| May 14, 2014 | Motor Vehicle Accident

Current law prevents car dealerships from selling a vehicle with a safety recall until the issue is corrected. That same vehicle may still be on the road if a rental car company owns it, though. For more than a decade, attempts have been made to pass a bill that would mandate rental car companies to pull and fix any vehicle with a safety recall immediately in order to prevent car accidents, serious injuries and wrongful death. Rental car companies resisted at first fearing they would lose significant business while waiting for a portion of their fleets to be repaired.

Resistance by the automobile industry

In 2012, the bill did not pass, but now a new version is under debate. Automobile manufacturers contend that the bill may force automakers to put priority status on rental vehicles to the detriment of individual owners and corporations, or that it might encourage lawsuits for lost revenue if rental companies are not able to put their vehicles back on the road in a timely manner. Another argument is that not all defective auto parts carry the same risk. For example, an airbag notice on a sun visor that becomes unstuck is not as hazardous as a faulty ignition switch and should not be treated with the same level of caution.

Support for mandated safety recalls

Much of the bill’s impetus has come from pressure and publicity garnered by Cally Houck, whose two daughters died in a rental car that had a safety recall due to a power steering fluid leak in 2004. The PT Cruiser that they rented caught fire, causing them to hit an oncoming truck. Enterprise, the company who owned and rented the vehicle, eventually admitted negligence and paid $15 million in damages for the wrongful deaths of the two girls. The bill is named for Houck’s daughters, Raechel and Jacqueline Houck.

The Raechel and Jacqueline Houck Safe Rental Car Act of 2013

The new version of this bi-partisan bill has many supporters, including David Strickland, Administrator of the National Highway Transportation Safety Administration (NHTSA) and Rosemary Shahan, president of Consumers for Auto Reliability and Safety. The bill would impose safety requirements on rental car companies, including the following:

  • Rental car companies would have to pull all cars with a safety recall until the issues are fixed.
  • Small rental fleets would have 24 hours to pull their cars, while larger fleets would have 48 hours.
  • The authority to enforce the new safety rules would rest with the NHTSA.
  • The NHTSA would have the authority to conduct safety inspections on rental car fleets.

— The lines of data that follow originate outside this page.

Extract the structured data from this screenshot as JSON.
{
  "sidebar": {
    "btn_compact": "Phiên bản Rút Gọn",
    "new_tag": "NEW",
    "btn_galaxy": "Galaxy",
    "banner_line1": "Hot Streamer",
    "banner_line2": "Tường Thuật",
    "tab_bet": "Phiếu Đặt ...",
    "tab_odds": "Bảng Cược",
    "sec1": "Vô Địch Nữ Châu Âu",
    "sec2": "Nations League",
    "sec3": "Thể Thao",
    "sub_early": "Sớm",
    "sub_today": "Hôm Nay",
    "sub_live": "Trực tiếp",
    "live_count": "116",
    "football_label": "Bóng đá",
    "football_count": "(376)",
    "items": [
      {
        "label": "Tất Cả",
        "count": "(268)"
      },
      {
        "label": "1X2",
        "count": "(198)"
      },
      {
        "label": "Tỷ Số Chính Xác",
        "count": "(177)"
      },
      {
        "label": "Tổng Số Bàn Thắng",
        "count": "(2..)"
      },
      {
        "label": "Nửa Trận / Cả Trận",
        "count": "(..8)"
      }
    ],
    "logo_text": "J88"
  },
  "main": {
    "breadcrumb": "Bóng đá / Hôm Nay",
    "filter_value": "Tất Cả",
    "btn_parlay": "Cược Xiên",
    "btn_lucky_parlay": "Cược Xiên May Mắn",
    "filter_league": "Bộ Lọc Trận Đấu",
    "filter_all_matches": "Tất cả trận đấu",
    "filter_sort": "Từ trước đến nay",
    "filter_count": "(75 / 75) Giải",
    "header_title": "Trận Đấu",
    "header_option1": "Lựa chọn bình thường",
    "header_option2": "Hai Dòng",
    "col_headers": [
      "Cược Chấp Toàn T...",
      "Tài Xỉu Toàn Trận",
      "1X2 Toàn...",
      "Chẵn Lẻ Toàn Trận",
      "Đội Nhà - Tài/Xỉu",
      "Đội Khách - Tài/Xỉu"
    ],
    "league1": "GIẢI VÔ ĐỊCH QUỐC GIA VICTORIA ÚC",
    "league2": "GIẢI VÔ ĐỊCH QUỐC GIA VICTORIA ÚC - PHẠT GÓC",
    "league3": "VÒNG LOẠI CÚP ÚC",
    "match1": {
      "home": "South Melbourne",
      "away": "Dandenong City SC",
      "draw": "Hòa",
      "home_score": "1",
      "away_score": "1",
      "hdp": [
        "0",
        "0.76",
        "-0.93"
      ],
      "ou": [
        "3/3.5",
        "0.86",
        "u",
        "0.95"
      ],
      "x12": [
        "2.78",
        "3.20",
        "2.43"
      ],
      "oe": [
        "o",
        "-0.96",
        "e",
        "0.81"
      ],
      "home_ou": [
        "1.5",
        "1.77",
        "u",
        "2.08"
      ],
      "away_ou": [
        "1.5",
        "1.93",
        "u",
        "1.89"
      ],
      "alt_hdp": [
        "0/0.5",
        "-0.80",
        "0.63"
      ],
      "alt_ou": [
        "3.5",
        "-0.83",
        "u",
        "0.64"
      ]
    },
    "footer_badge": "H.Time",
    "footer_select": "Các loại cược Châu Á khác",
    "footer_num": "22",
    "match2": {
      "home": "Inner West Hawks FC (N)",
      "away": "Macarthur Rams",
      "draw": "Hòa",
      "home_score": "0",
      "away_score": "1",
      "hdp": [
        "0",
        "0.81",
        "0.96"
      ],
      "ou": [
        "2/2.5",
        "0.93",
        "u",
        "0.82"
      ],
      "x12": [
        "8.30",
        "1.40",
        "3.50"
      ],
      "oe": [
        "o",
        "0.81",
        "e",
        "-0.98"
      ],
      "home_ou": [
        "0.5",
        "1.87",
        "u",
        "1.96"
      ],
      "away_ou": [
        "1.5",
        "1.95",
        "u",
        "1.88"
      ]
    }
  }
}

Although many car rental companies opposed the 2012 version of the bill, the major car rental companies, including Alamo, Avis, Budget, Enterprise, Dollar, Hertz, National and Thrifty now support the legislation and say that they have already voluntarily begun following the mandates it outlines.